### THE PROBLEM:
An exact copy of each line below is needed, with no images in it.

### RECORDED INFORMATION:
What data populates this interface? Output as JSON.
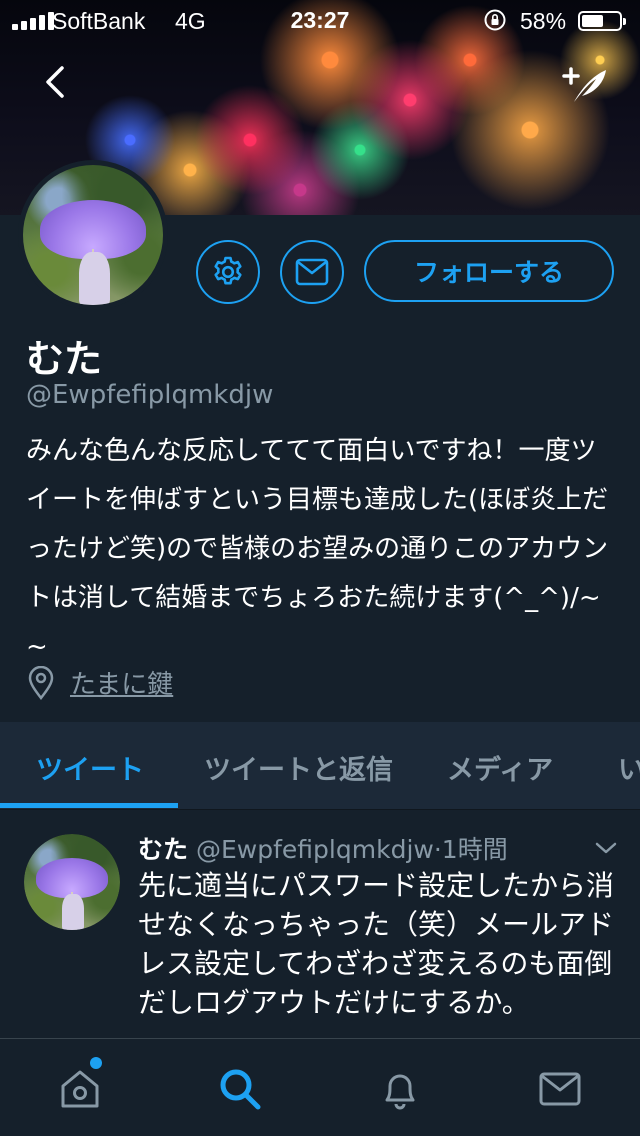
{
  "status_bar": {
    "carrier": "SoftBank",
    "network": "4G",
    "time": "23:27",
    "battery_percent": "58%",
    "battery_level": 0.58
  },
  "header": {
    "back_icon": "chevron-left-icon",
    "compose_icon": "compose-feather-icon"
  },
  "profile": {
    "display_name": "むた",
    "handle": "@Ewpfefiplqmkdjw",
    "bio": "みんな色んな反応しててて面白いですね！一度ツイートを伸ばすという目標も達成した(ほぼ炎上だったけど笑)ので皆様のお望みの通りこのアカウントは消して結婚までちょろおた続けます(^_^)/~~",
    "location": "たまに鍵",
    "follow_label": "フォローする",
    "settings_icon": "gear-icon",
    "message_icon": "envelope-icon",
    "location_icon": "location-pin-icon"
  },
  "tabs": [
    {
      "label": "ツイート",
      "active": true
    },
    {
      "label": "ツイートと返信",
      "active": false
    },
    {
      "label": "メディア",
      "active": false
    },
    {
      "label": "い",
      "active": false
    }
  ],
  "tweet": {
    "name": "むた",
    "handle": "@Ewpfefiplqmkdjw",
    "separator": "·",
    "time": "1時間",
    "text": "先に適当にパスワード設定したから消せなくなっちゃった（笑）メールアドレス設定してわざわざ変えるのも面倒だしログアウトだけにするか。"
  },
  "bottom_nav": [
    {
      "name": "home",
      "icon": "home-icon",
      "badge": true
    },
    {
      "name": "search",
      "icon": "search-icon",
      "active": true
    },
    {
      "name": "notifications",
      "icon": "bell-icon"
    },
    {
      "name": "messages",
      "icon": "envelope-icon"
    }
  ],
  "colors": {
    "background": "#15202b",
    "accent": "#1da1f2",
    "secondary_text": "#8899a6",
    "tab_bar": "#1c2938"
  }
}
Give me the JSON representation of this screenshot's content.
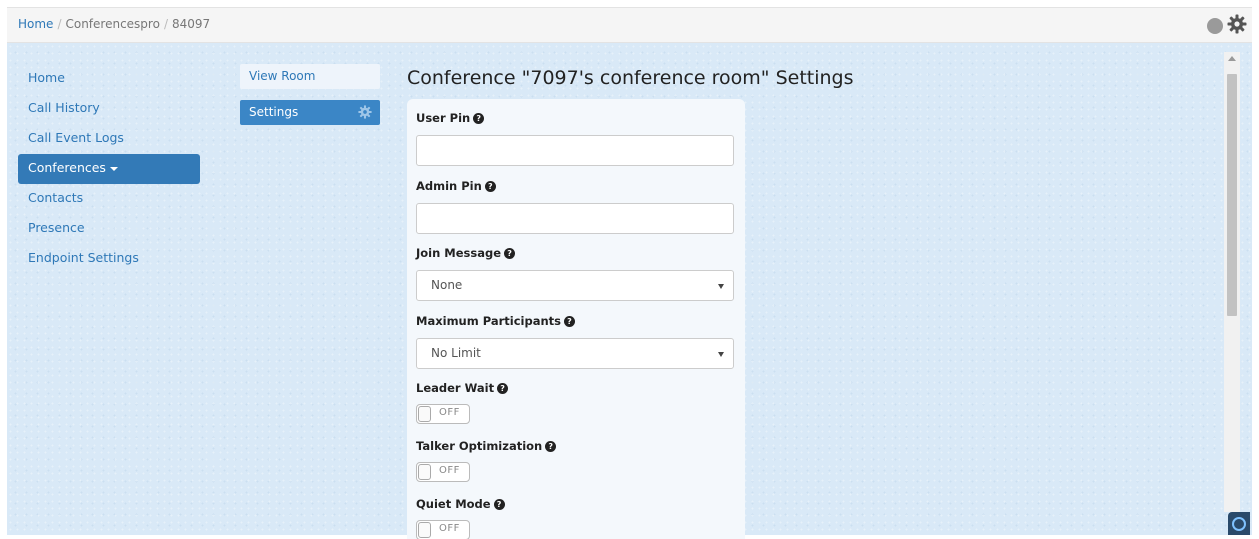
{
  "breadcrumb": {
    "home": "Home",
    "sep1": "/",
    "section": "Conferencespro",
    "sep2": "/",
    "current": "84097"
  },
  "header": {
    "status_color": "#9a9a9a",
    "settings_icon": "gear-icon"
  },
  "left_nav": {
    "items": [
      {
        "label": "Home"
      },
      {
        "label": "Call History"
      },
      {
        "label": "Call Event Logs"
      },
      {
        "label": "Conferences",
        "active": true
      },
      {
        "label": "Contacts"
      },
      {
        "label": "Presence"
      },
      {
        "label": "Endpoint Settings"
      }
    ]
  },
  "room_nav": {
    "view_room": "View Room",
    "settings": "Settings"
  },
  "page": {
    "title": "Conference \"7097's conference room\" Settings"
  },
  "form": {
    "user_pin": {
      "label": "User Pin",
      "value": ""
    },
    "admin_pin": {
      "label": "Admin Pin",
      "value": ""
    },
    "join_message": {
      "label": "Join Message",
      "selected": "None"
    },
    "max_participants": {
      "label": "Maximum Participants",
      "selected": "No Limit"
    },
    "leader_wait": {
      "label": "Leader Wait",
      "state": "OFF"
    },
    "talker_optimization": {
      "label": "Talker Optimization",
      "state": "OFF"
    },
    "quiet_mode": {
      "label": "Quiet Mode",
      "state": "OFF"
    }
  },
  "colors": {
    "accent": "#337ab7",
    "background": "#d9e9f7",
    "panel": "#f4f8fc"
  }
}
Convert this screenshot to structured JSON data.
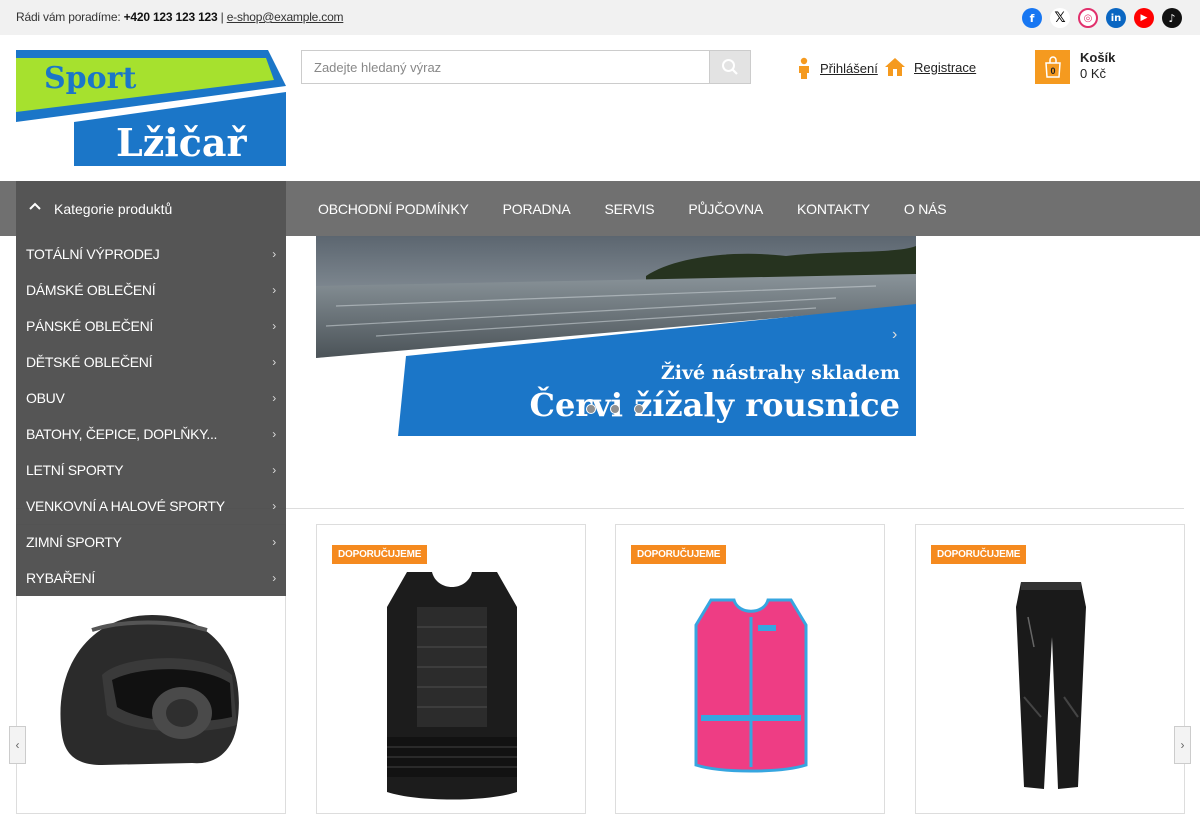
{
  "topbar": {
    "contact_prefix": "Rádi vám poradíme:",
    "phone": "+420 123 123 123",
    "separator": "|",
    "email": "e-shop@example.com"
  },
  "socials": [
    {
      "name": "facebook-icon",
      "color": "#1877f2",
      "glyph": "f"
    },
    {
      "name": "x-icon",
      "color": "#ffffff",
      "glyph": "X"
    },
    {
      "name": "instagram-icon",
      "color": "#e1306c",
      "glyph": "◎"
    },
    {
      "name": "linkedin-icon",
      "color": "#0a66c2",
      "glyph": "in"
    },
    {
      "name": "youtube-icon",
      "color": "#ff0000",
      "glyph": "▶"
    },
    {
      "name": "tiktok-icon",
      "color": "#111111",
      "glyph": "♪"
    }
  ],
  "logo": {
    "line1": "Sport",
    "line2": "Lžičař",
    "green": "#a6e12e",
    "blue": "#1b76c8"
  },
  "search": {
    "placeholder": "Zadejte hledaný výraz"
  },
  "account": {
    "login": "Přihlášení",
    "register": "Registrace"
  },
  "cart": {
    "title": "Košík",
    "total": "0 Kč",
    "count": "0"
  },
  "nav": {
    "category_head": "Kategorie produktů",
    "links": [
      "OBCHODNÍ PODMÍNKY",
      "PORADNA",
      "SERVIS",
      "PŮJČOVNA",
      "KONTAKTY",
      "O NÁS"
    ]
  },
  "categories": [
    "TOTÁLNÍ VÝPRODEJ",
    "DÁMSKÉ OBLEČENÍ",
    "PÁNSKÉ OBLEČENÍ",
    "DĚTSKÉ OBLEČENÍ",
    "OBUV",
    "BATOHY, ČEPICE, DOPLŇKY...",
    "LETNÍ SPORTY",
    "VENKOVNÍ A HALOVÉ SPORTY",
    "ZIMNÍ SPORTY",
    "RYBAŘENÍ"
  ],
  "banner": {
    "line1": "Živé nástrahy skladem",
    "line2": "Červi  žížaly  rousnice",
    "active_slide": 1
  },
  "products": [
    {
      "badge": ""
    },
    {
      "badge": "DOPORUČUJEME"
    },
    {
      "badge": "DOPORUČUJEME"
    },
    {
      "badge": "DOPORUČUJEME"
    }
  ],
  "colors": {
    "accent": "#f59a1f",
    "nav": "#707070",
    "logo_blue": "#1b76c8",
    "logo_green": "#a6e12e"
  }
}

### EXERCISE RESULT:
What data populates this interface? Output as JSON.
{
  "status_bar": {
    "carrier": "SoftBank",
    "network": "4G",
    "time": "23:27",
    "battery_percent": "58%",
    "battery_level": 0.58
  },
  "header": {
    "back_icon": "chevron-left-icon",
    "compose_icon": "compose-feather-icon"
  },
  "profile": {
    "display_name": "むた",
    "handle": "@Ewpfefiplqmkdjw",
    "bio": "みんな色んな反応しててて面白いですね！一度ツイートを伸ばすという目標も達成した(ほぼ炎上だったけど笑)ので皆様のお望みの通りこのアカウントは消して結婚までちょろおた続けます(^_^)/~~",
    "location": "たまに鍵",
    "follow_label": "フォローする",
    "settings_icon": "gear-icon",
    "message_icon": "envelope-icon",
    "location_icon": "location-pin-icon"
  },
  "tabs": [
    {
      "label": "ツイート",
      "active": true
    },
    {
      "label": "ツイートと返信",
      "active": false
    },
    {
      "label": "メディア",
      "active": false
    },
    {
      "label": "い",
      "active": false
    }
  ],
  "tweet": {
    "name": "むた",
    "handle": "@Ewpfefiplqmkdjw",
    "separator": "·",
    "time": "1時間",
    "text": "先に適当にパスワード設定したから消せなくなっちゃった（笑）メールアドレス設定してわざわざ変えるのも面倒だしログアウトだけにするか。"
  },
  "bottom_nav": [
    {
      "name": "home",
      "icon": "home-icon",
      "badge": true
    },
    {
      "name": "search",
      "icon": "search-icon",
      "active": true
    },
    {
      "name": "notifications",
      "icon": "bell-icon"
    },
    {
      "name": "messages",
      "icon": "envelope-icon"
    }
  ],
  "colors": {
    "background": "#15202b",
    "accent": "#1da1f2",
    "secondary_text": "#8899a6",
    "tab_bar": "#1c2938"
  }
}
Give me the JSON representation of this screenshot's content.
{
  "breadcrumb": {
    "home": "Home",
    "sep1": "/",
    "section": "Conferencespro",
    "sep2": "/",
    "current": "84097"
  },
  "header": {
    "status_color": "#9a9a9a",
    "settings_icon": "gear-icon"
  },
  "left_nav": {
    "items": [
      {
        "label": "Home"
      },
      {
        "label": "Call History"
      },
      {
        "label": "Call Event Logs"
      },
      {
        "label": "Conferences",
        "active": true
      },
      {
        "label": "Contacts"
      },
      {
        "label": "Presence"
      },
      {
        "label": "Endpoint Settings"
      }
    ]
  },
  "room_nav": {
    "view_room": "View Room",
    "settings": "Settings"
  },
  "page": {
    "title": "Conference \"7097's conference room\" Settings"
  },
  "form": {
    "user_pin": {
      "label": "User Pin",
      "value": ""
    },
    "admin_pin": {
      "label": "Admin Pin",
      "value": ""
    },
    "join_message": {
      "label": "Join Message",
      "selected": "None"
    },
    "max_participants": {
      "label": "Maximum Participants",
      "selected": "No Limit"
    },
    "leader_wait": {
      "label": "Leader Wait",
      "state": "OFF"
    },
    "talker_optimization": {
      "label": "Talker Optimization",
      "state": "OFF"
    },
    "quiet_mode": {
      "label": "Quiet Mode",
      "state": "OFF"
    }
  },
  "colors": {
    "accent": "#337ab7",
    "background": "#d9e9f7",
    "panel": "#f4f8fc"
  }
}
Convert this screenshot to structured JSON data.
{
  "topbar": {
    "contact_prefix": "Rádi vám poradíme:",
    "phone": "+420 123 123 123",
    "separator": "|",
    "email": "e-shop@example.com"
  },
  "socials": [
    {
      "name": "facebook-icon",
      "color": "#1877f2",
      "glyph": "f"
    },
    {
      "name": "x-icon",
      "color": "#ffffff",
      "glyph": "X"
    },
    {
      "name": "instagram-icon",
      "color": "#e1306c",
      "glyph": "◎"
    },
    {
      "name": "linkedin-icon",
      "color": "#0a66c2",
      "glyph": "in"
    },
    {
      "name": "youtube-icon",
      "color": "#ff0000",
      "glyph": "▶"
    },
    {
      "name": "tiktok-icon",
      "color": "#111111",
      "glyph": "♪"
    }
  ],
  "logo": {
    "line1": "Sport",
    "line2": "Lžičař",
    "green": "#a6e12e",
    "blue": "#1b76c8"
  },
  "search": {
    "placeholder": "Zadejte hledaný výraz"
  },
  "account": {
    "login": "Přihlášení",
    "register": "Registrace"
  },
  "cart": {
    "title": "Košík",
    "total": "0 Kč",
    "count": "0"
  },
  "nav": {
    "category_head": "Kategorie produktů",
    "links": [
      "OBCHODNÍ PODMÍNKY",
      "PORADNA",
      "SERVIS",
      "PŮJČOVNA",
      "KONTAKTY",
      "O NÁS"
    ]
  },
  "categories": [
    "TOTÁLNÍ VÝPRODEJ",
    "DÁMSKÉ OBLEČENÍ",
    "PÁNSKÉ OBLEČENÍ",
    "DĚTSKÉ OBLEČENÍ",
    "OBUV",
    "BATOHY, ČEPICE, DOPLŇKY...",
    "LETNÍ SPORTY",
    "VENKOVNÍ A HALOVÉ SPORTY",
    "ZIMNÍ SPORTY",
    "RYBAŘENÍ"
  ],
  "banner": {
    "line1": "Živé nástrahy skladem",
    "line2": "Červi  žížaly  rousnice",
    "active_slide": 1
  },
  "products": [
    {
      "badge": ""
    },
    {
      "badge": "DOPORUČUJEME"
    },
    {
      "badge": "DOPORUČUJEME"
    },
    {
      "badge": "DOPORUČUJEME"
    }
  ],
  "colors": {
    "accent": "#f59a1f",
    "nav": "#707070",
    "logo_blue": "#1b76c8",
    "logo_green": "#a6e12e"
  }
}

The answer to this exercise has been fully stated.